INFORMATION section start

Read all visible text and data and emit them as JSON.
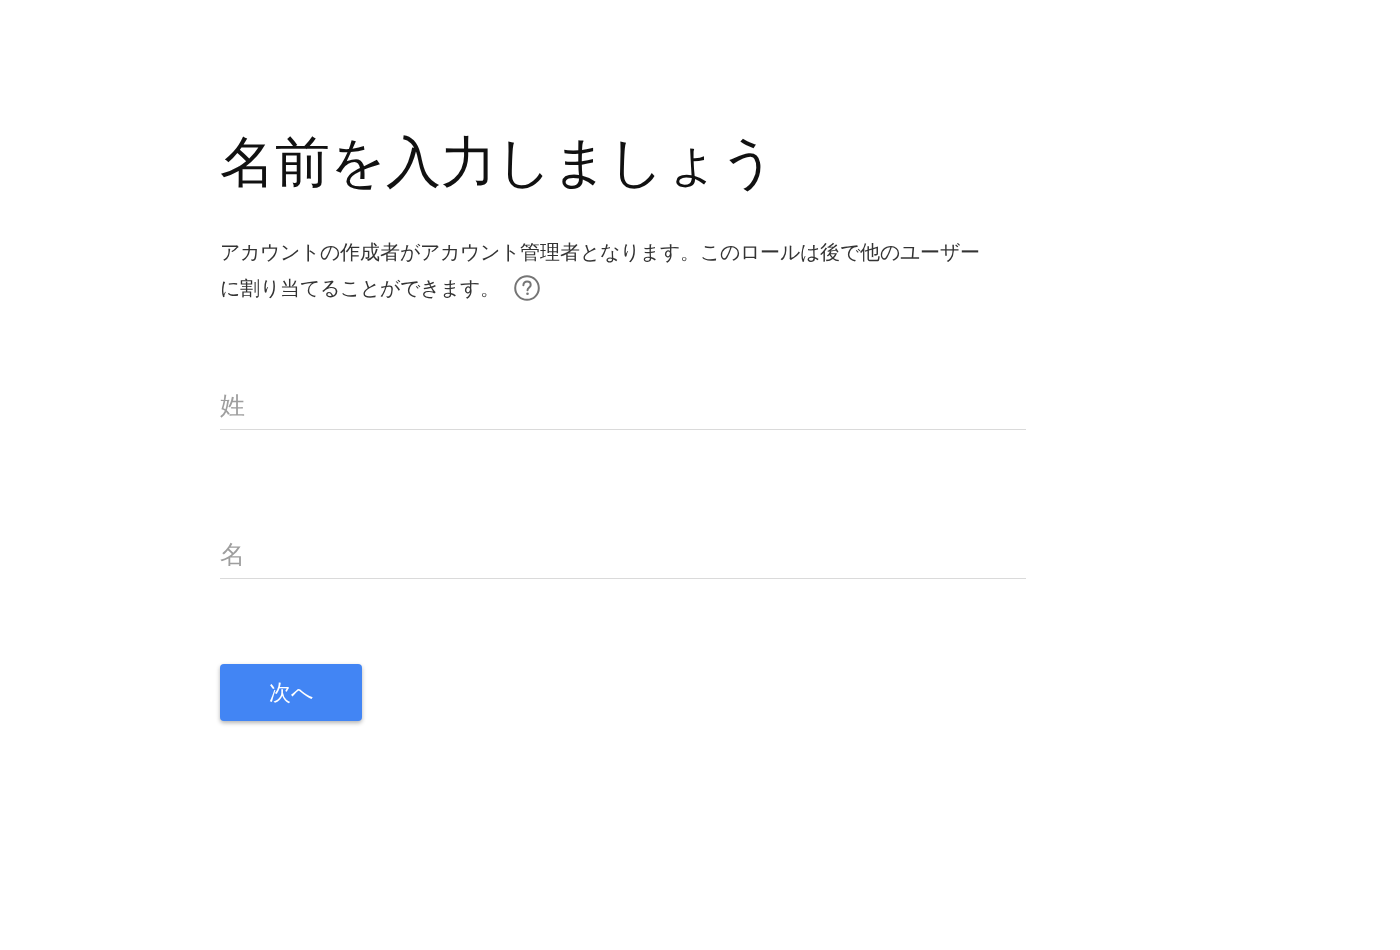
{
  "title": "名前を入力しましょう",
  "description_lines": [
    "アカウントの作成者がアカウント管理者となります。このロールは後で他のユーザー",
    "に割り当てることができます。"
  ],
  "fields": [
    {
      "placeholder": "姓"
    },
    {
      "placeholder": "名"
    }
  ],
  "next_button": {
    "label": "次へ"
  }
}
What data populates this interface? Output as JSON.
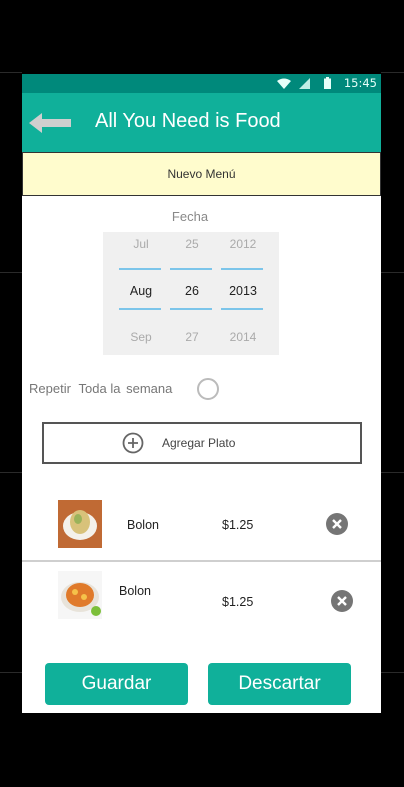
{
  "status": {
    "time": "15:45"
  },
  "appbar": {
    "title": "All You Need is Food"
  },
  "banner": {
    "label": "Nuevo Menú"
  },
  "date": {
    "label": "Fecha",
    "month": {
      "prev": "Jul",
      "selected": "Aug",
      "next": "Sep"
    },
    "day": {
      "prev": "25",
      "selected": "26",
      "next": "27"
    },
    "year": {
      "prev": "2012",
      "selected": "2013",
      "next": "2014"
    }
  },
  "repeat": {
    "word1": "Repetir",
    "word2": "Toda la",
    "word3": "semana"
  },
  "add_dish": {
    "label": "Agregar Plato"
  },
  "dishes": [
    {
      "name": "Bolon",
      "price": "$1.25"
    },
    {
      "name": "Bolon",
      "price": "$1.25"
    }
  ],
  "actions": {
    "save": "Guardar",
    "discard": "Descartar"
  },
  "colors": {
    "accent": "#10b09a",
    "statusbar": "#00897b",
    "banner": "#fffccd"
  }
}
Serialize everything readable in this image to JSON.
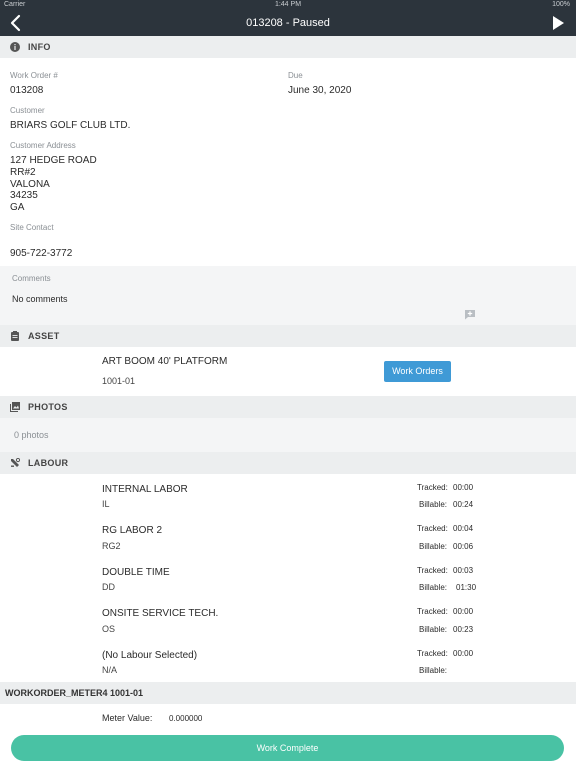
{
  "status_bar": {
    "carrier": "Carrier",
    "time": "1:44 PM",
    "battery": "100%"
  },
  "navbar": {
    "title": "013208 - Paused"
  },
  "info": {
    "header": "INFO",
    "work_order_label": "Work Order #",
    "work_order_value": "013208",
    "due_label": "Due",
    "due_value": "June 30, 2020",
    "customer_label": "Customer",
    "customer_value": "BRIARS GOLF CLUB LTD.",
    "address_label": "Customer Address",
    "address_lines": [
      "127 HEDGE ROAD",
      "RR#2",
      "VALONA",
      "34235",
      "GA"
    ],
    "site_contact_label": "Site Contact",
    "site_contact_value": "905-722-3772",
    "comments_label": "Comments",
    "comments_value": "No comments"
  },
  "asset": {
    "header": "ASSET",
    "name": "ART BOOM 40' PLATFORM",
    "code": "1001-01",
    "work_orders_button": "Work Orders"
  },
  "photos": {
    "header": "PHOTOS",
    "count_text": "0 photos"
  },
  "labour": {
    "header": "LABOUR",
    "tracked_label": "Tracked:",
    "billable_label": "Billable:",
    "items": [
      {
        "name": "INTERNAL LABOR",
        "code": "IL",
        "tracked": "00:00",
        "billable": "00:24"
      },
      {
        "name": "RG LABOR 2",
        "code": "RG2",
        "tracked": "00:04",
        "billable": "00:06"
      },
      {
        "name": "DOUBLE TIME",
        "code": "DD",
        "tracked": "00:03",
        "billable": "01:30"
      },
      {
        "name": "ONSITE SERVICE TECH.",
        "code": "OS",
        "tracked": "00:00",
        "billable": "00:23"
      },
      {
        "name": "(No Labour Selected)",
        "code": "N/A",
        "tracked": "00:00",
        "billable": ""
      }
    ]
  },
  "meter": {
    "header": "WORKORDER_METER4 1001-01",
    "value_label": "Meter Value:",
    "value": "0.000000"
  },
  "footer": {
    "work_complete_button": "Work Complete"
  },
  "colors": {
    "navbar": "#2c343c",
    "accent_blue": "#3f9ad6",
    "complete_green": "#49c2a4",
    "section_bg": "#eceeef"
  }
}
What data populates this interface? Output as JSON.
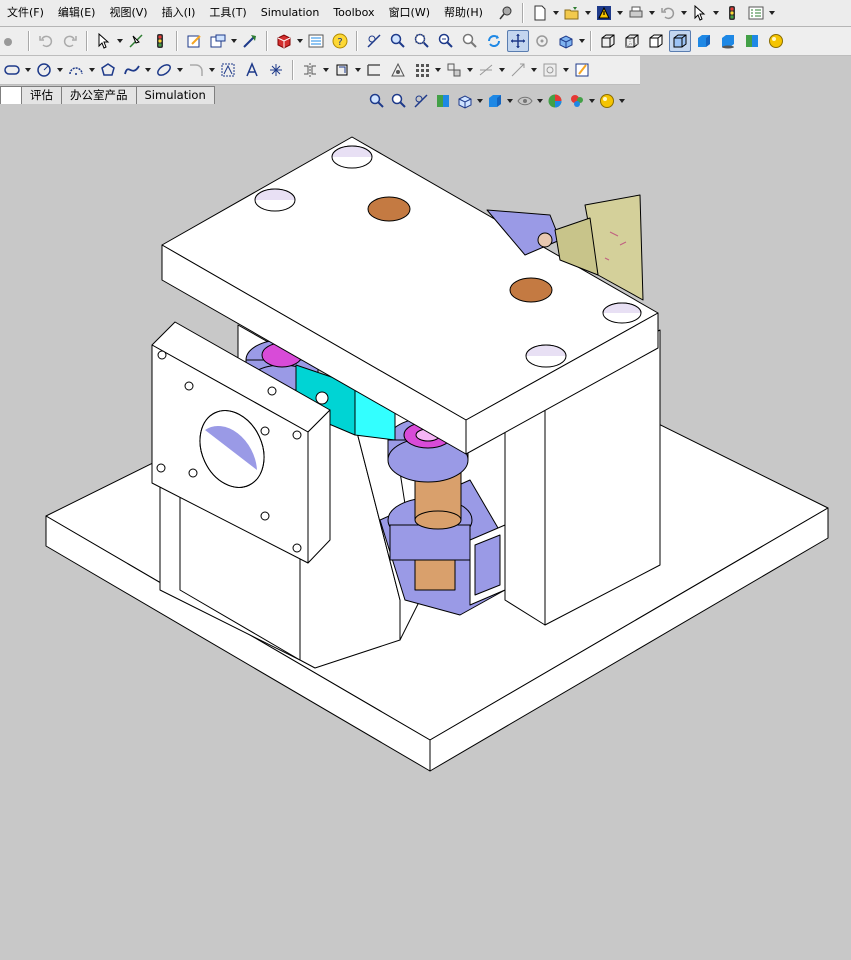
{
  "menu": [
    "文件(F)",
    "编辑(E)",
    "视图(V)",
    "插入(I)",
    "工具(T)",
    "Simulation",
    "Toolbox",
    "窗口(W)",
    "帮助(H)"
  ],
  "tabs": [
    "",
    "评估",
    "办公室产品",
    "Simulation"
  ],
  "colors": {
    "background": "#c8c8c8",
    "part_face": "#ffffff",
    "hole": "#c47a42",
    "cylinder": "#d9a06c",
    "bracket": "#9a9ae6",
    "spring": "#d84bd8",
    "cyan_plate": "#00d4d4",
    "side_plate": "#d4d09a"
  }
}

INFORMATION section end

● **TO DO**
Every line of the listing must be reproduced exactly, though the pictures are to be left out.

● **TASK ANSWER**
Read all visible text and data and emit them as JSON.
{
  "title": "名前を入力しましょう",
  "description_lines": [
    "アカウントの作成者がアカウント管理者となります。このロールは後で他のユーザー",
    "に割り当てることができます。"
  ],
  "fields": [
    {
      "placeholder": "姓"
    },
    {
      "placeholder": "名"
    }
  ],
  "next_button": {
    "label": "次へ"
  }
}
What data populates this interface? Output as JSON.
{
  "status": {
    "time": "15:45"
  },
  "appbar": {
    "title": "All You Need is Food"
  },
  "banner": {
    "label": "Nuevo Menú"
  },
  "date": {
    "label": "Fecha",
    "month": {
      "prev": "Jul",
      "selected": "Aug",
      "next": "Sep"
    },
    "day": {
      "prev": "25",
      "selected": "26",
      "next": "27"
    },
    "year": {
      "prev": "2012",
      "selected": "2013",
      "next": "2014"
    }
  },
  "repeat": {
    "word1": "Repetir",
    "word2": "Toda la",
    "word3": "semana"
  },
  "add_dish": {
    "label": "Agregar Plato"
  },
  "dishes": [
    {
      "name": "Bolon",
      "price": "$1.25"
    },
    {
      "name": "Bolon",
      "price": "$1.25"
    }
  ],
  "actions": {
    "save": "Guardar",
    "discard": "Descartar"
  },
  "colors": {
    "accent": "#10b09a",
    "statusbar": "#00897b",
    "banner": "#fffccd"
  }
}
Serialize everything readable in this image to JSON.
{
  "status_bar": {
    "carrier": "Carrier",
    "time": "1:44 PM",
    "battery": "100%"
  },
  "navbar": {
    "title": "013208 - Paused"
  },
  "info": {
    "header": "INFO",
    "work_order_label": "Work Order #",
    "work_order_value": "013208",
    "due_label": "Due",
    "due_value": "June 30, 2020",
    "customer_label": "Customer",
    "customer_value": "BRIARS GOLF CLUB LTD.",
    "address_label": "Customer Address",
    "address_lines": [
      "127 HEDGE ROAD",
      "RR#2",
      "VALONA",
      "34235",
      "GA"
    ],
    "site_contact_label": "Site Contact",
    "site_contact_value": "905-722-3772",
    "comments_label": "Comments",
    "comments_value": "No comments"
  },
  "asset": {
    "header": "ASSET",
    "name": "ART BOOM 40' PLATFORM",
    "code": "1001-01",
    "work_orders_button": "Work Orders"
  },
  "photos": {
    "header": "PHOTOS",
    "count_text": "0 photos"
  },
  "labour": {
    "header": "LABOUR",
    "tracked_label": "Tracked:",
    "billable_label": "Billable:",
    "items": [
      {
        "name": "INTERNAL LABOR",
        "code": "IL",
        "tracked": "00:00",
        "billable": "00:24"
      },
      {
        "name": "RG LABOR 2",
        "code": "RG2",
        "tracked": "00:04",
        "billable": "00:06"
      },
      {
        "name": "DOUBLE TIME",
        "code": "DD",
        "tracked": "00:03",
        "billable": "01:30"
      },
      {
        "name": "ONSITE SERVICE TECH.",
        "code": "OS",
        "tracked": "00:00",
        "billable": "00:23"
      },
      {
        "name": "(No Labour Selected)",
        "code": "N/A",
        "tracked": "00:00",
        "billable": ""
      }
    ]
  },
  "meter": {
    "header": "WORKORDER_METER4 1001-01",
    "value_label": "Meter Value:",
    "value": "0.000000"
  },
  "footer": {
    "work_complete_button": "Work Complete"
  },
  "colors": {
    "navbar": "#2c343c",
    "accent_blue": "#3f9ad6",
    "complete_green": "#49c2a4",
    "section_bg": "#eceeef"
  }
}
What data populates this interface? Output as JSON.
{
  "menu": [
    "文件(F)",
    "编辑(E)",
    "视图(V)",
    "插入(I)",
    "工具(T)",
    "Simulation",
    "Toolbox",
    "窗口(W)",
    "帮助(H)"
  ],
  "tabs": [
    "",
    "评估",
    "办公室产品",
    "Simulation"
  ],
  "colors": {
    "background": "#c8c8c8",
    "part_face": "#ffffff",
    "hole": "#c47a42",
    "cylinder": "#d9a06c",
    "bracket": "#9a9ae6",
    "spring": "#d84bd8",
    "cyan_plate": "#00d4d4",
    "side_plate": "#d4d09a"
  }
}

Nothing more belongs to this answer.